§ **Activity**: For each line of the listing that includes the word "false", show the whole line.

§ **Task material**:
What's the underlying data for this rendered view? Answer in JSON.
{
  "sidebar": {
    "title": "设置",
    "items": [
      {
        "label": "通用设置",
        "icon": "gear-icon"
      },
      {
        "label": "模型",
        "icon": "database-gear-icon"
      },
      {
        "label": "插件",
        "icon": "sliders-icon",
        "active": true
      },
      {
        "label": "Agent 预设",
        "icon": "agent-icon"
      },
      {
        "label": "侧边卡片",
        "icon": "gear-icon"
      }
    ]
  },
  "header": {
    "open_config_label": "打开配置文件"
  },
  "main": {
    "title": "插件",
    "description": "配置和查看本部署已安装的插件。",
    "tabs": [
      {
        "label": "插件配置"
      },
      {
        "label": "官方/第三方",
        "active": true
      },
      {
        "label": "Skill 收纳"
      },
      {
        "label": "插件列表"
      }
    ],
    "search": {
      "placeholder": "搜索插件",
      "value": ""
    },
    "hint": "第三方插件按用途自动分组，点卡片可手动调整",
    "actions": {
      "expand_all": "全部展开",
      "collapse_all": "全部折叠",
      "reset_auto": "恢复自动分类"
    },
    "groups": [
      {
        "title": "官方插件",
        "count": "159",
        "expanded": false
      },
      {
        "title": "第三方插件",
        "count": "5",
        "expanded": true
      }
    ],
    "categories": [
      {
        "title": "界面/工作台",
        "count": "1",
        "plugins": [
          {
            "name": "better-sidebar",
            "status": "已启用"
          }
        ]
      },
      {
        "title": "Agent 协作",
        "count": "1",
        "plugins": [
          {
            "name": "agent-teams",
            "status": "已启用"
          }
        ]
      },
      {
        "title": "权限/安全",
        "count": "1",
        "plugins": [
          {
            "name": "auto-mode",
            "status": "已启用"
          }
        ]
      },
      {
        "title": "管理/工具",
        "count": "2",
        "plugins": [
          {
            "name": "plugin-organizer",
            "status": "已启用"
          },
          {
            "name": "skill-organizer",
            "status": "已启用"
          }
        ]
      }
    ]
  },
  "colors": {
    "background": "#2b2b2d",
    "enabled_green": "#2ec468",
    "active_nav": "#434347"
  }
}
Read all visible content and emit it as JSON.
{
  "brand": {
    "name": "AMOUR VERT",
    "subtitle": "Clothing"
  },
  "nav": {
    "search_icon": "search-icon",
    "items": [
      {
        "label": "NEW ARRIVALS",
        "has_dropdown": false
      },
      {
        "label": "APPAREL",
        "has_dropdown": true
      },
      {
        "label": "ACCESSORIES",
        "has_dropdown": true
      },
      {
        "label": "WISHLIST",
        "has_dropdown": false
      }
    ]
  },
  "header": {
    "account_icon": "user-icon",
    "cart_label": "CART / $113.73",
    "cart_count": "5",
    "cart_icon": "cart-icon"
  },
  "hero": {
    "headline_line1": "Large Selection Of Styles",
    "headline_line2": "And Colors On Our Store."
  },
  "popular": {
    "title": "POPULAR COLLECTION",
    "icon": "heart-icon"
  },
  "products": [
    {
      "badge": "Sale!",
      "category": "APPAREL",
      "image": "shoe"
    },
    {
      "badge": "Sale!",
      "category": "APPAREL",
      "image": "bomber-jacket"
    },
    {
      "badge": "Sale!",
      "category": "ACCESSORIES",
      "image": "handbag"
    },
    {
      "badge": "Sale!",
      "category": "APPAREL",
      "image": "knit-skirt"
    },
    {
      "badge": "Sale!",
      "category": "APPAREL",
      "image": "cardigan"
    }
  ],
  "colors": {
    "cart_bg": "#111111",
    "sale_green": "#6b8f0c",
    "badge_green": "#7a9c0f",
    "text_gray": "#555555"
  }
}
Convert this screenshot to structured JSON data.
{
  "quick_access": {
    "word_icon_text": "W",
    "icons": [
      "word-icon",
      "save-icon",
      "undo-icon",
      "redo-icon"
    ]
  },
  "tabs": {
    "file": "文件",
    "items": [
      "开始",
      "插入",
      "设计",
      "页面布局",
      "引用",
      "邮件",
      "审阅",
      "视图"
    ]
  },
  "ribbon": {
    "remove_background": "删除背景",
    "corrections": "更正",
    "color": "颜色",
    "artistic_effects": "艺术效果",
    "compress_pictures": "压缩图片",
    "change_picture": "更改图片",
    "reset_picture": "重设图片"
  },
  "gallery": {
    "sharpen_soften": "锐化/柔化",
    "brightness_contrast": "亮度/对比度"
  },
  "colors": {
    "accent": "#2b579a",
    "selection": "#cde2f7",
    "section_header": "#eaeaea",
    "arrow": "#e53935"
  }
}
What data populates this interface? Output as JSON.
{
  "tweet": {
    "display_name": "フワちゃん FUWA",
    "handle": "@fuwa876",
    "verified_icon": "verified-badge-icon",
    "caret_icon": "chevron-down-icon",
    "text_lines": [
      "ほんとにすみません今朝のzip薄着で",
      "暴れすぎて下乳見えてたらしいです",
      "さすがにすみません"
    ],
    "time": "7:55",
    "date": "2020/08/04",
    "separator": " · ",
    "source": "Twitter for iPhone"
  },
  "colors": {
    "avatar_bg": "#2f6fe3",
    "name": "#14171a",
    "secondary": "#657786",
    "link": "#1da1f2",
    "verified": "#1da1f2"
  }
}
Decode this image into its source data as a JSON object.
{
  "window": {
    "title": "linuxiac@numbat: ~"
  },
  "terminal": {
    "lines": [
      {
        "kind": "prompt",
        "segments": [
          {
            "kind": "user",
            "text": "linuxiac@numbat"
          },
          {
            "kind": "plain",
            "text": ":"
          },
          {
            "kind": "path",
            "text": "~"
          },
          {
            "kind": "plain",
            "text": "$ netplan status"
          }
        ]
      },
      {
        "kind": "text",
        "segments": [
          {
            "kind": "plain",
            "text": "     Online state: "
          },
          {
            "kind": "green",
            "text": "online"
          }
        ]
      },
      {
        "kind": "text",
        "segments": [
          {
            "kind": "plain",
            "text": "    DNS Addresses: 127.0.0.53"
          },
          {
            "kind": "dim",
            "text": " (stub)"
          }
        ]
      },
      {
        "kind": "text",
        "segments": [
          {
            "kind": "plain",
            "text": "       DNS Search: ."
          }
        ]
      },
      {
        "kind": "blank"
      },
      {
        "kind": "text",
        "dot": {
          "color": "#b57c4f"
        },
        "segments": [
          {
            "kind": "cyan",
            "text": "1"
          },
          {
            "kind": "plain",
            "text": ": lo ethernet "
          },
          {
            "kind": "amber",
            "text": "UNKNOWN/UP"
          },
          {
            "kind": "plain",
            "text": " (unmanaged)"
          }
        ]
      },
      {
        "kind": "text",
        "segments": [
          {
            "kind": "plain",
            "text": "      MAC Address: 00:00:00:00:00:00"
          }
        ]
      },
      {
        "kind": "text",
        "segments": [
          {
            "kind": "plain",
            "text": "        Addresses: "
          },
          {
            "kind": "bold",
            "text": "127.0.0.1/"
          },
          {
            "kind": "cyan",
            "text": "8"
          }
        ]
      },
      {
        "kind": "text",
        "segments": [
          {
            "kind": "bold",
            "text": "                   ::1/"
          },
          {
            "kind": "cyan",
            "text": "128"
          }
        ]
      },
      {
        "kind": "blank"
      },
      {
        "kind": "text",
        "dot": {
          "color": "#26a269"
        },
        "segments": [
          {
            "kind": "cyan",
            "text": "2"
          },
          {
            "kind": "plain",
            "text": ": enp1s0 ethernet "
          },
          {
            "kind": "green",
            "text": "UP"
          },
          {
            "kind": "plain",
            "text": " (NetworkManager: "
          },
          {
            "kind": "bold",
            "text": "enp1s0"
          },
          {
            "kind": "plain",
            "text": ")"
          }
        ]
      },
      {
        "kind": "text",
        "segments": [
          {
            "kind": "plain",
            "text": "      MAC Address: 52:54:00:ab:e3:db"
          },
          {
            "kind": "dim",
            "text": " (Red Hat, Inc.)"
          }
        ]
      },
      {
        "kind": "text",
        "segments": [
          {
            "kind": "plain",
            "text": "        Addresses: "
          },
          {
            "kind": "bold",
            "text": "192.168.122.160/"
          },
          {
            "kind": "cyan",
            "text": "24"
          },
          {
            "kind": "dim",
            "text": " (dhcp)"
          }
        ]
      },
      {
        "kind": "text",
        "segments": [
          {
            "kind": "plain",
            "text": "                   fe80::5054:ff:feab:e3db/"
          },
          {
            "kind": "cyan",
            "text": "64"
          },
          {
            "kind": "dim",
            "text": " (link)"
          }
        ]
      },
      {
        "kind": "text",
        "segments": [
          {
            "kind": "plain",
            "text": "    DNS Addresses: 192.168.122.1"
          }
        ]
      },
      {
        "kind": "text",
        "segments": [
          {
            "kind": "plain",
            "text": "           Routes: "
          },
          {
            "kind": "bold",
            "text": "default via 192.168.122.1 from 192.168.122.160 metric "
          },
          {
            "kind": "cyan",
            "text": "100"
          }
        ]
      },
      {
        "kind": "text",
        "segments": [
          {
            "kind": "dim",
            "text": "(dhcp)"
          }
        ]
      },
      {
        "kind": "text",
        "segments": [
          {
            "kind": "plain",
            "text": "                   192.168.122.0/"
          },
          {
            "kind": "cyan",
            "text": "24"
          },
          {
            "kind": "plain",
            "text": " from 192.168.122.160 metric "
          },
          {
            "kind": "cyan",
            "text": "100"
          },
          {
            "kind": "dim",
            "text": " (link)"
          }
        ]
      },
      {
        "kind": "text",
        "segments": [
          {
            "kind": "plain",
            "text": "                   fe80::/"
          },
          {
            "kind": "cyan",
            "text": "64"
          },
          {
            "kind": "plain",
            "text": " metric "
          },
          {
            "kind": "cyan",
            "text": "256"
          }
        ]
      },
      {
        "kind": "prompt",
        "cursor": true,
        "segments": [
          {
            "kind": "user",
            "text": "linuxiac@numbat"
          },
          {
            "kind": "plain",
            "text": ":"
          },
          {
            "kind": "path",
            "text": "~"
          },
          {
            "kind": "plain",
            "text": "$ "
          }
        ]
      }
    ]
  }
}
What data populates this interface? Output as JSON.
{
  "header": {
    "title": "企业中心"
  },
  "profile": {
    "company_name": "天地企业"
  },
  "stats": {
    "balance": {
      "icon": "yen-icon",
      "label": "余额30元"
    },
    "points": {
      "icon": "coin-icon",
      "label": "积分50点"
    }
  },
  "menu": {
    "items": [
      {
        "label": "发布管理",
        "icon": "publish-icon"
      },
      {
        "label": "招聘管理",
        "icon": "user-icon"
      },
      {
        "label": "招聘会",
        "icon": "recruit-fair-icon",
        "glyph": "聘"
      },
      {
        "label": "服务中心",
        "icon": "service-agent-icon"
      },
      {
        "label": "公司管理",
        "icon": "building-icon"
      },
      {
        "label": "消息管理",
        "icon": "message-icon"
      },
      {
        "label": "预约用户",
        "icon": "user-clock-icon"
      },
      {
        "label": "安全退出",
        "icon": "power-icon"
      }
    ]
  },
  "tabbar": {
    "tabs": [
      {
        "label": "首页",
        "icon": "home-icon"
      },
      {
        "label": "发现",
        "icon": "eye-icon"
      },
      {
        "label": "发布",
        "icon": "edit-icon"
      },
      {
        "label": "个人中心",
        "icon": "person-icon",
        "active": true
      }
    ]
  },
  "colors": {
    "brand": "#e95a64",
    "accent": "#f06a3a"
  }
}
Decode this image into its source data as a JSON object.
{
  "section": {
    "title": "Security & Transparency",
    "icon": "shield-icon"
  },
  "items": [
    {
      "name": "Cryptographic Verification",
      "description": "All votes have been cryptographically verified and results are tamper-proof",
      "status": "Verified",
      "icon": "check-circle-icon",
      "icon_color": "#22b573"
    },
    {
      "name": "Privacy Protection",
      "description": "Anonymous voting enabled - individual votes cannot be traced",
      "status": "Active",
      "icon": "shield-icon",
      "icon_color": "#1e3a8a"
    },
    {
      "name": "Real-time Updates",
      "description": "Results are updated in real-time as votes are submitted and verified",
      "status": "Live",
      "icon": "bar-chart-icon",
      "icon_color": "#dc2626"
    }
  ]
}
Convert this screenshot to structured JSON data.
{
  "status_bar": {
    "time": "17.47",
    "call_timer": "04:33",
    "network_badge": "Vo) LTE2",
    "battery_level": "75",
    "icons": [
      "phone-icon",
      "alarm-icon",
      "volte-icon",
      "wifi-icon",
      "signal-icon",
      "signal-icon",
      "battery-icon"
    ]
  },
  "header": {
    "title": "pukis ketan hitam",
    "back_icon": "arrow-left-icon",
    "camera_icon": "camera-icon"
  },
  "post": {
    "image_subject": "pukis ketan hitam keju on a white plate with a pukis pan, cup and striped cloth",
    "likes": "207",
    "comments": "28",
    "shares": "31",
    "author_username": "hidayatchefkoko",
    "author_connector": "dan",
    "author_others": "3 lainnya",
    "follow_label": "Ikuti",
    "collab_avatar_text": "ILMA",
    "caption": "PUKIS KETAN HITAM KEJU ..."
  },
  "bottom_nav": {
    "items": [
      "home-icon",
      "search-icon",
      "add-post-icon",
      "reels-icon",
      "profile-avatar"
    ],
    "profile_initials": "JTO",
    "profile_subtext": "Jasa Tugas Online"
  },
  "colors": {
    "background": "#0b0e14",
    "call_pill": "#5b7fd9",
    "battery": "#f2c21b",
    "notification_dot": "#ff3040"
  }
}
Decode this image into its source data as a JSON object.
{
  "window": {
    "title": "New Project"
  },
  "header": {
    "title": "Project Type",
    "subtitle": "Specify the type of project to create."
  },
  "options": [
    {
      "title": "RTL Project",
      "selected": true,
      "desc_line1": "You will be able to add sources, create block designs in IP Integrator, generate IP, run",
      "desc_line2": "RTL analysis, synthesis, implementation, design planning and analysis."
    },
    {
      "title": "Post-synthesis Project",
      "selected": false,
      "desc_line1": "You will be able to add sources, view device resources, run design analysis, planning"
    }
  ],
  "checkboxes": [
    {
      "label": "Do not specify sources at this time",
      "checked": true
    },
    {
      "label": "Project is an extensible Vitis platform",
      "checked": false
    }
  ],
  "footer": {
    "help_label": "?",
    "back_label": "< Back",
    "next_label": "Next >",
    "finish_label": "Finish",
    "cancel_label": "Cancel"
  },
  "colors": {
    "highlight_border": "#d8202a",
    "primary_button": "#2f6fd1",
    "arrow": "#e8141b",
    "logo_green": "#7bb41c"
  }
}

§ **Solved exercise**:
        "expanded": false
        "has_dropdown": false
        "has_dropdown": false
      "selected": false,
      "checked": false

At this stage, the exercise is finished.